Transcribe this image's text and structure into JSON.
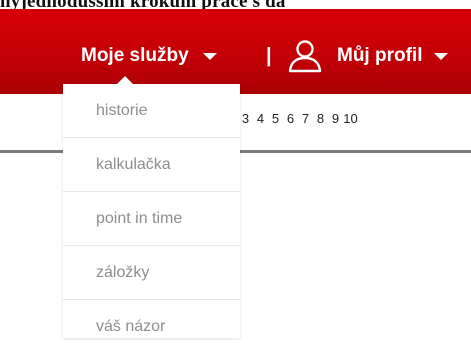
{
  "top_text": "nýjednodušším krokům práce s da",
  "header": {
    "services_label": "Moje služby",
    "separator": "|",
    "profile_label": "Můj profil"
  },
  "icons": {
    "caret": "chevron-down-icon",
    "user": "user-icon"
  },
  "colors": {
    "header_red": "#c40006",
    "menu_text": "#8e8e8e"
  },
  "pagination": [
    "3",
    "4",
    "5",
    "6",
    "7",
    "8",
    "9",
    "10"
  ],
  "dropdown": {
    "items": [
      {
        "label": "historie"
      },
      {
        "label": "kalkulačka"
      },
      {
        "label": "point in time"
      },
      {
        "label": "záložky"
      },
      {
        "label": "váš názor"
      }
    ]
  }
}
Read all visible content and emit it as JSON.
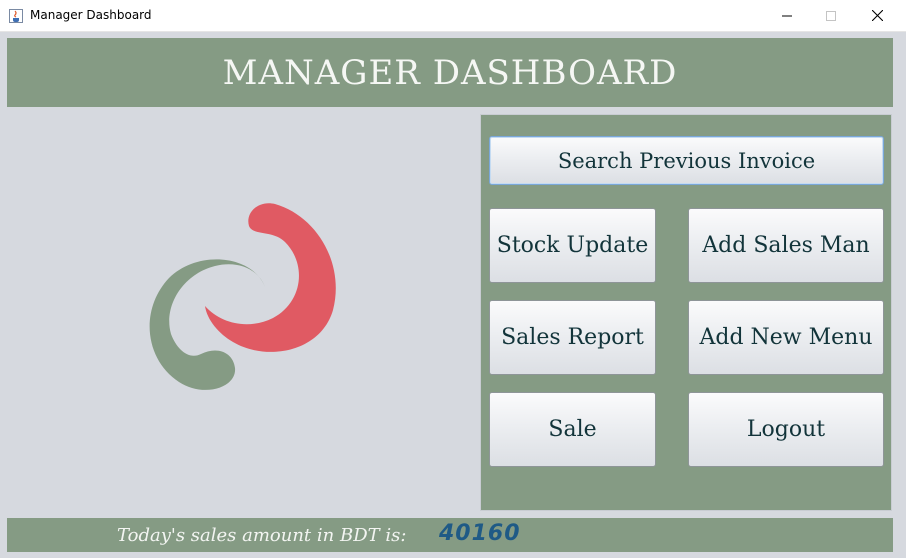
{
  "window": {
    "title": "Manager Dashboard",
    "icon": "java-cup-icon"
  },
  "header": {
    "title": "MANAGER DASHBOARD"
  },
  "logo": {
    "icon": "swirl-logo",
    "colors": {
      "green": "#859b84",
      "red": "#e05a63"
    }
  },
  "buttons": {
    "search_invoice": "Search Previous Invoice",
    "stock_update": "Stock Update",
    "add_sales_man": "Add Sales Man",
    "sales_report": "Sales Report",
    "add_new_menu": "Add New Menu",
    "sale": "Sale",
    "logout": "Logout"
  },
  "footer": {
    "label": "Today's sales  amount in BDT is:",
    "amount": "40160"
  },
  "colors": {
    "accent": "#859b84",
    "background": "#d6d9df",
    "amount": "#1f5a86",
    "button_text": "#12343a"
  }
}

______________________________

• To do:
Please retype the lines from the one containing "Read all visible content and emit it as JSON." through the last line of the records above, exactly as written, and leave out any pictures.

• Answer space:
Read all visible content and emit it as JSON.
{
  "window": {
    "title": "Manager Dashboard",
    "icon": "java-cup-icon"
  },
  "header": {
    "title": "MANAGER DASHBOARD"
  },
  "logo": {
    "icon": "swirl-logo",
    "colors": {
      "green": "#859b84",
      "red": "#e05a63"
    }
  },
  "buttons": {
    "search_invoice": "Search Previous Invoice",
    "stock_update": "Stock Update",
    "add_sales_man": "Add Sales Man",
    "sales_report": "Sales Report",
    "add_new_menu": "Add New Menu",
    "sale": "Sale",
    "logout": "Logout"
  },
  "footer": {
    "label": "Today's sales  amount in BDT is:",
    "amount": "40160"
  },
  "colors": {
    "accent": "#859b84",
    "background": "#d6d9df",
    "amount": "#1f5a86",
    "button_text": "#12343a"
  }
}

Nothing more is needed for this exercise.